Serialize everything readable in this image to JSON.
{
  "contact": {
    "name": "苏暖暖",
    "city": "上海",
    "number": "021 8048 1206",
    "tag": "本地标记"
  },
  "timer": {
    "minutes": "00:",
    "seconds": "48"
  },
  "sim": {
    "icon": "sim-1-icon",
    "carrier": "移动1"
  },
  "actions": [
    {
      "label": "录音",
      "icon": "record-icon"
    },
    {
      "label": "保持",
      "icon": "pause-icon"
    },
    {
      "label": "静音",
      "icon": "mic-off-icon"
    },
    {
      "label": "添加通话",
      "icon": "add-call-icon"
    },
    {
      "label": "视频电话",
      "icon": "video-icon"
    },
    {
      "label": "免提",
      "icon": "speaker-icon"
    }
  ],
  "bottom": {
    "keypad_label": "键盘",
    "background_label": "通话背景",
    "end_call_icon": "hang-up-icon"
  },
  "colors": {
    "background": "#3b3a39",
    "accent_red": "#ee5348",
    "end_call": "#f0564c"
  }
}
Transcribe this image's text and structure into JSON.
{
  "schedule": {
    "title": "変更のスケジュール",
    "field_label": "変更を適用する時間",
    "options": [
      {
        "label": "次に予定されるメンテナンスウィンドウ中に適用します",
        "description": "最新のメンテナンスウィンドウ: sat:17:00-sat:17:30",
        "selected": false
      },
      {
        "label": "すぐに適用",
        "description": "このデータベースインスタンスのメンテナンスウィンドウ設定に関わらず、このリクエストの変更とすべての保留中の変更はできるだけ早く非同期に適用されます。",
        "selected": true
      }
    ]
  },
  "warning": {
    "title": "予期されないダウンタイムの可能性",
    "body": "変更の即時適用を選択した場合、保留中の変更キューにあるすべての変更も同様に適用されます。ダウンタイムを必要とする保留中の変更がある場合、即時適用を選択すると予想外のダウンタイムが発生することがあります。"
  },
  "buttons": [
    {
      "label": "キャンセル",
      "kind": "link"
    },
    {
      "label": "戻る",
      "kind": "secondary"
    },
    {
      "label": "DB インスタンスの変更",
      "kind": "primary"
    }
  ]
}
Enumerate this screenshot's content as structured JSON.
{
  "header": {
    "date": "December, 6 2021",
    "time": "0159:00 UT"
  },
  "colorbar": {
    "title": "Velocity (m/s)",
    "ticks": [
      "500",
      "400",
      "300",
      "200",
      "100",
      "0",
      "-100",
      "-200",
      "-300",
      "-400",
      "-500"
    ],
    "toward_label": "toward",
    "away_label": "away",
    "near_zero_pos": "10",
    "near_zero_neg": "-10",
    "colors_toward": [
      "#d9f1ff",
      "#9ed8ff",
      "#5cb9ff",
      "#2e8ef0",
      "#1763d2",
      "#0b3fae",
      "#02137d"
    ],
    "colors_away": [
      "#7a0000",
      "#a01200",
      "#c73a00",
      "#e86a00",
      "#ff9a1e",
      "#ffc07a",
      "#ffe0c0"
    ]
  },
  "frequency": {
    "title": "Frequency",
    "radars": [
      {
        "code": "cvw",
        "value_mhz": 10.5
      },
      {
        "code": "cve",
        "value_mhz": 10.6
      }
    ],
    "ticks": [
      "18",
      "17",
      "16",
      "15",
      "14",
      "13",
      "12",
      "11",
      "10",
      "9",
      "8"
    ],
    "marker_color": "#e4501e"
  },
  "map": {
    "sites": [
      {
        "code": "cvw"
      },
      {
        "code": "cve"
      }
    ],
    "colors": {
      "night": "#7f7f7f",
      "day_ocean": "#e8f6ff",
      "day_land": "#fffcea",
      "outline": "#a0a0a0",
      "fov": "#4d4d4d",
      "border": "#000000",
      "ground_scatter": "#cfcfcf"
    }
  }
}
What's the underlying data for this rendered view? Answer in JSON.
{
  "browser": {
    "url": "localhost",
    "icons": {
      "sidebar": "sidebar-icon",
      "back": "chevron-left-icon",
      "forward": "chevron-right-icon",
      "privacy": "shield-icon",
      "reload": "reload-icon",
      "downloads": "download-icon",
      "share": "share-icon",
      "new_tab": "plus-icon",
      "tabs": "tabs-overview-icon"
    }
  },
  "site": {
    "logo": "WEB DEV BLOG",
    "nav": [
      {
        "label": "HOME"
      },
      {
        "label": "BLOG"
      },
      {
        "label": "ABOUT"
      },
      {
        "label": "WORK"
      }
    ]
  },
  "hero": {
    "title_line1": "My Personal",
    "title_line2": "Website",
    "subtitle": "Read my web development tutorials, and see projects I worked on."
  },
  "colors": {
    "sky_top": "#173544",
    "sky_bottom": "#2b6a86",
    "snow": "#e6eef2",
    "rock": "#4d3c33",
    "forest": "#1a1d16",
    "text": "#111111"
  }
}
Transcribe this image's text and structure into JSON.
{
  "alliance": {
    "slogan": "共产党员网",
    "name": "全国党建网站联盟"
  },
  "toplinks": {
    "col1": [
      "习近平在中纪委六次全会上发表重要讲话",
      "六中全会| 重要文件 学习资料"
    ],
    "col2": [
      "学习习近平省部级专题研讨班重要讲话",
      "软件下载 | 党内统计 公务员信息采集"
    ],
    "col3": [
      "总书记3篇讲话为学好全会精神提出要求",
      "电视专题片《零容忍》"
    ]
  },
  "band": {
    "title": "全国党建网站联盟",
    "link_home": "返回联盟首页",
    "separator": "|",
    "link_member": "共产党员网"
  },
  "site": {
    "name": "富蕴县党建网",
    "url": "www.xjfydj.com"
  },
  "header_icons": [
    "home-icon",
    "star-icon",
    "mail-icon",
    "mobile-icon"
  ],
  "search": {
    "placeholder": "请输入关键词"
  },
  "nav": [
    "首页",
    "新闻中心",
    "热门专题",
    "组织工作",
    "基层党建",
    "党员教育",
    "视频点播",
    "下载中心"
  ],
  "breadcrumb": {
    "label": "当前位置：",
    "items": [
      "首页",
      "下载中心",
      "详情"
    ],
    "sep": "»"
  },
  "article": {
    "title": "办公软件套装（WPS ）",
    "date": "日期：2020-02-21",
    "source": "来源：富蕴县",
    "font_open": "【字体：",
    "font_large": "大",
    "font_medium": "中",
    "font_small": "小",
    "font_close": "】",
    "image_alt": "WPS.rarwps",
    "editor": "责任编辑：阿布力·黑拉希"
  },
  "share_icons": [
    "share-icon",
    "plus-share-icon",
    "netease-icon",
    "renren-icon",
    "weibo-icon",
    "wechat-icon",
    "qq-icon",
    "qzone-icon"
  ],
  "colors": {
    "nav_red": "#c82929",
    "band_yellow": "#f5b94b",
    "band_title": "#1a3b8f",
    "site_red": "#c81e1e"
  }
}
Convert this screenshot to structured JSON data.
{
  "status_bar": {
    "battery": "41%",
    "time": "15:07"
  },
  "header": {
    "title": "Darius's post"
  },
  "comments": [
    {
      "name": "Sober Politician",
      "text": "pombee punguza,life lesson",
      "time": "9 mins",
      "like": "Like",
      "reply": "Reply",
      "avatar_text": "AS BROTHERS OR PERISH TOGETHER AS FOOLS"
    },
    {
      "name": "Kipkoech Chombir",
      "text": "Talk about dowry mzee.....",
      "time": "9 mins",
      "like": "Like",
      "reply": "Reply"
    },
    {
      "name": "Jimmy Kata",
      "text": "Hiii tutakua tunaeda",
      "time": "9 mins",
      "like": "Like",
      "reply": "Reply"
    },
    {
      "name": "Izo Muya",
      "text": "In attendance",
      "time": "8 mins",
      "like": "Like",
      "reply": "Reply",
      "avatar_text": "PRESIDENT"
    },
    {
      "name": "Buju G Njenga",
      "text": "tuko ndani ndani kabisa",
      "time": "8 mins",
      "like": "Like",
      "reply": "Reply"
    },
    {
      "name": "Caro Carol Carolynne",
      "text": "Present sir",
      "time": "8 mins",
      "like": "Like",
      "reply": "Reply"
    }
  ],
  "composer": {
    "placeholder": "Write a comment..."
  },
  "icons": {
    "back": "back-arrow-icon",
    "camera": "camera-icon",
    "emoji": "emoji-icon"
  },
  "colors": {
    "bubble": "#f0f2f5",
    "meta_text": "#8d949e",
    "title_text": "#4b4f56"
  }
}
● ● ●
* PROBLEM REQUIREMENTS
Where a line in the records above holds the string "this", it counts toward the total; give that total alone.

* FINAL ANSWER
6